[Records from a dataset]
+--

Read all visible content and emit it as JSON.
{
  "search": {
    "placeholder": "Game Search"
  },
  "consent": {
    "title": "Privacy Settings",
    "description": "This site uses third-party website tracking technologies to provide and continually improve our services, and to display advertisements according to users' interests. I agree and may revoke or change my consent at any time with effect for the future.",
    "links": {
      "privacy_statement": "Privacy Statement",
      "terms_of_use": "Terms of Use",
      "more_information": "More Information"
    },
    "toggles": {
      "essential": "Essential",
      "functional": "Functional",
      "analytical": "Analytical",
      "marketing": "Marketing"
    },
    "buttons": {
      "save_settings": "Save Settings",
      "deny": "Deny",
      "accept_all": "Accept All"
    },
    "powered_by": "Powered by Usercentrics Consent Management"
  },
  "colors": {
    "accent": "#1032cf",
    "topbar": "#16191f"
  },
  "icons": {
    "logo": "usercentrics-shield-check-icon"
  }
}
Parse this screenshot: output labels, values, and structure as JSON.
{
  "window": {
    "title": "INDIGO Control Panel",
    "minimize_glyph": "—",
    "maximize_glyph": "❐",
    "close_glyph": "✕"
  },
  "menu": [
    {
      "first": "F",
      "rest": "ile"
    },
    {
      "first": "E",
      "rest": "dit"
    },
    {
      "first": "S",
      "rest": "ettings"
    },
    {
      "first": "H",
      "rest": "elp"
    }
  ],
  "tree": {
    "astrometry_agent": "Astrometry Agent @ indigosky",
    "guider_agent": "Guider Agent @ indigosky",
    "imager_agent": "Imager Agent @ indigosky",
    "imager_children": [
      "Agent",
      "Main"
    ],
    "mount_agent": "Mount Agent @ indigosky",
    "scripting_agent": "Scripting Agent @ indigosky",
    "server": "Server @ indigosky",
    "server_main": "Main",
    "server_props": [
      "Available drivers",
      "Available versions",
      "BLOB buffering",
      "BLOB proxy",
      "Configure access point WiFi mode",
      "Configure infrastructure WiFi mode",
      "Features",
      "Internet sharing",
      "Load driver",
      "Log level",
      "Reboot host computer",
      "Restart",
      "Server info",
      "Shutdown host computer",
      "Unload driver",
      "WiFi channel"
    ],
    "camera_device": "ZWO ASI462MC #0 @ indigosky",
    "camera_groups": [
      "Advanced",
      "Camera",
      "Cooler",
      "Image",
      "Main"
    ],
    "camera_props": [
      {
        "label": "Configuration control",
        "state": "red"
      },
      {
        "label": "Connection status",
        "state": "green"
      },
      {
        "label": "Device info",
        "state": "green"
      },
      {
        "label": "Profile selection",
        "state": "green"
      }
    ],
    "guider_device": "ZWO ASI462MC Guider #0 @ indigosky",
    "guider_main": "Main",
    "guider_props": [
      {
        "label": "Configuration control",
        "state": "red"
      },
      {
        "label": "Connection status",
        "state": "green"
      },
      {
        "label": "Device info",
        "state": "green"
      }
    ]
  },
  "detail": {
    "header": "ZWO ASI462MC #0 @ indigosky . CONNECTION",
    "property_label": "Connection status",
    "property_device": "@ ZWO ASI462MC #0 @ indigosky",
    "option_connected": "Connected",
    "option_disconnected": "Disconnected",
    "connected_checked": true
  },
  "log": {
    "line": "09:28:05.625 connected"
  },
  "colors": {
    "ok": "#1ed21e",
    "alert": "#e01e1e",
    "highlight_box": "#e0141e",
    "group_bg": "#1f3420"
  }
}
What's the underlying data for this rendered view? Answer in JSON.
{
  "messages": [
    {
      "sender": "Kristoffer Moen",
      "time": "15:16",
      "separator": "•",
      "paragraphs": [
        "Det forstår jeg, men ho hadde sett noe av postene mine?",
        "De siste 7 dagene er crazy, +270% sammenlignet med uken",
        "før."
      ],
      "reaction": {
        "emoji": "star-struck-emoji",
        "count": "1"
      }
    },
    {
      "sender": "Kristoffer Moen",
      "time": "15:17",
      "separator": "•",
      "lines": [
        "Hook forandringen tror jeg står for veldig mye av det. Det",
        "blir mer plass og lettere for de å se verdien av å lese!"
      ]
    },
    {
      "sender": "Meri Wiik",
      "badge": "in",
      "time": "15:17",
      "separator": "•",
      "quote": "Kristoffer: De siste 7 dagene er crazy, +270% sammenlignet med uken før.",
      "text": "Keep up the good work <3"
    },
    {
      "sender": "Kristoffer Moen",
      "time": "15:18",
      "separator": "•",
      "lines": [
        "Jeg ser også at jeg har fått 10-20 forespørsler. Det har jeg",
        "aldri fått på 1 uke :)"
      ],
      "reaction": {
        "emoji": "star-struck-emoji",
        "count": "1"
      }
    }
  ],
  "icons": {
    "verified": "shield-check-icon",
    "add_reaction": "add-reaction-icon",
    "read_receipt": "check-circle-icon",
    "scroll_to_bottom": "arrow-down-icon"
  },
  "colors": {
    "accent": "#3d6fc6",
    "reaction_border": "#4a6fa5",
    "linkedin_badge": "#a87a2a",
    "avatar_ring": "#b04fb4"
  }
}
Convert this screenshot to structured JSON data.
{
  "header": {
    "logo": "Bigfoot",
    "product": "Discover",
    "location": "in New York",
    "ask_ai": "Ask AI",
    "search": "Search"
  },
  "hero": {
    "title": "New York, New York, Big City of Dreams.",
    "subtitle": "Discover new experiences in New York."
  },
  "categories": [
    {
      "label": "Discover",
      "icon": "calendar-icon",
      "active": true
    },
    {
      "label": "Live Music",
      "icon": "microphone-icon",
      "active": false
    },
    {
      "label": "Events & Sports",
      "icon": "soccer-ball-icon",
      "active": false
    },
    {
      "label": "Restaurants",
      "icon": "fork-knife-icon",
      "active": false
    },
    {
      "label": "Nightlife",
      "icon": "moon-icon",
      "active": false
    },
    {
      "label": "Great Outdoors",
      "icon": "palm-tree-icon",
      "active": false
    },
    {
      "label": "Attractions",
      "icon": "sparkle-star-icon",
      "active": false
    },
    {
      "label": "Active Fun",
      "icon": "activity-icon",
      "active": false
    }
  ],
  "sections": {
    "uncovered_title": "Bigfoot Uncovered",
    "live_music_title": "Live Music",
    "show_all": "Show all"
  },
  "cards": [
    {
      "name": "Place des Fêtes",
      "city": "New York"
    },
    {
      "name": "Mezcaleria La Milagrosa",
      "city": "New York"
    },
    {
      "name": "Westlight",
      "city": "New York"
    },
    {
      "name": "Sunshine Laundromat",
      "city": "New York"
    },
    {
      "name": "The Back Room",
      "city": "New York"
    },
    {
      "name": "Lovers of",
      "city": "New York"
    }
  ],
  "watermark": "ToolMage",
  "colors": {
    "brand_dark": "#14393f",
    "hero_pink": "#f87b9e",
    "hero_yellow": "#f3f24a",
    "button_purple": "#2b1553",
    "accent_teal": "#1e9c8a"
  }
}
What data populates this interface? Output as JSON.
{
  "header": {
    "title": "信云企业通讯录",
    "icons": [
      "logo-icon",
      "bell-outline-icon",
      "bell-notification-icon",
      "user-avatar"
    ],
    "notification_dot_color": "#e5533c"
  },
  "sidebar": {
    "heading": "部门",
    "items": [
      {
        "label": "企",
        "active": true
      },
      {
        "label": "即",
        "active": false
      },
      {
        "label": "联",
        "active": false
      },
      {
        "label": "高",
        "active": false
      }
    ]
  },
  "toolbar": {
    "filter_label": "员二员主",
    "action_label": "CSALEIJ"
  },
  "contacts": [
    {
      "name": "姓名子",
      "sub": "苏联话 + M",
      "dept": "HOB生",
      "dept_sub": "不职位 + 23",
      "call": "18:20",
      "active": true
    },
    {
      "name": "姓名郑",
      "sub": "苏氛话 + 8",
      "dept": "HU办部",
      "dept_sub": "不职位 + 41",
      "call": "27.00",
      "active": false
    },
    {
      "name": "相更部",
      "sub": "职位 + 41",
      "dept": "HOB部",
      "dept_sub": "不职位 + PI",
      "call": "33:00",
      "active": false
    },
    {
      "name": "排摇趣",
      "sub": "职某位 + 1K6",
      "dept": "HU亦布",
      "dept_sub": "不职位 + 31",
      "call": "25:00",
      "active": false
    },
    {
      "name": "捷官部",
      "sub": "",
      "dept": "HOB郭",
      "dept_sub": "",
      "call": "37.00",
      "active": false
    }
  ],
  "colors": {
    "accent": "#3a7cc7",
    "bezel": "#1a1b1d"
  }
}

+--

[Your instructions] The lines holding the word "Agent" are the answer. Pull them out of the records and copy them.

[Expected output]
    "astrometry_agent": "Astrometry Agent @ indigosky",
    "guider_agent": "Guider Agent @ indigosky",
    "imager_agent": "Imager Agent @ indigosky",
      "Agent",
    "mount_agent": "Mount Agent @ indigosky",
    "scripting_agent": "Scripting Agent @ indigosky",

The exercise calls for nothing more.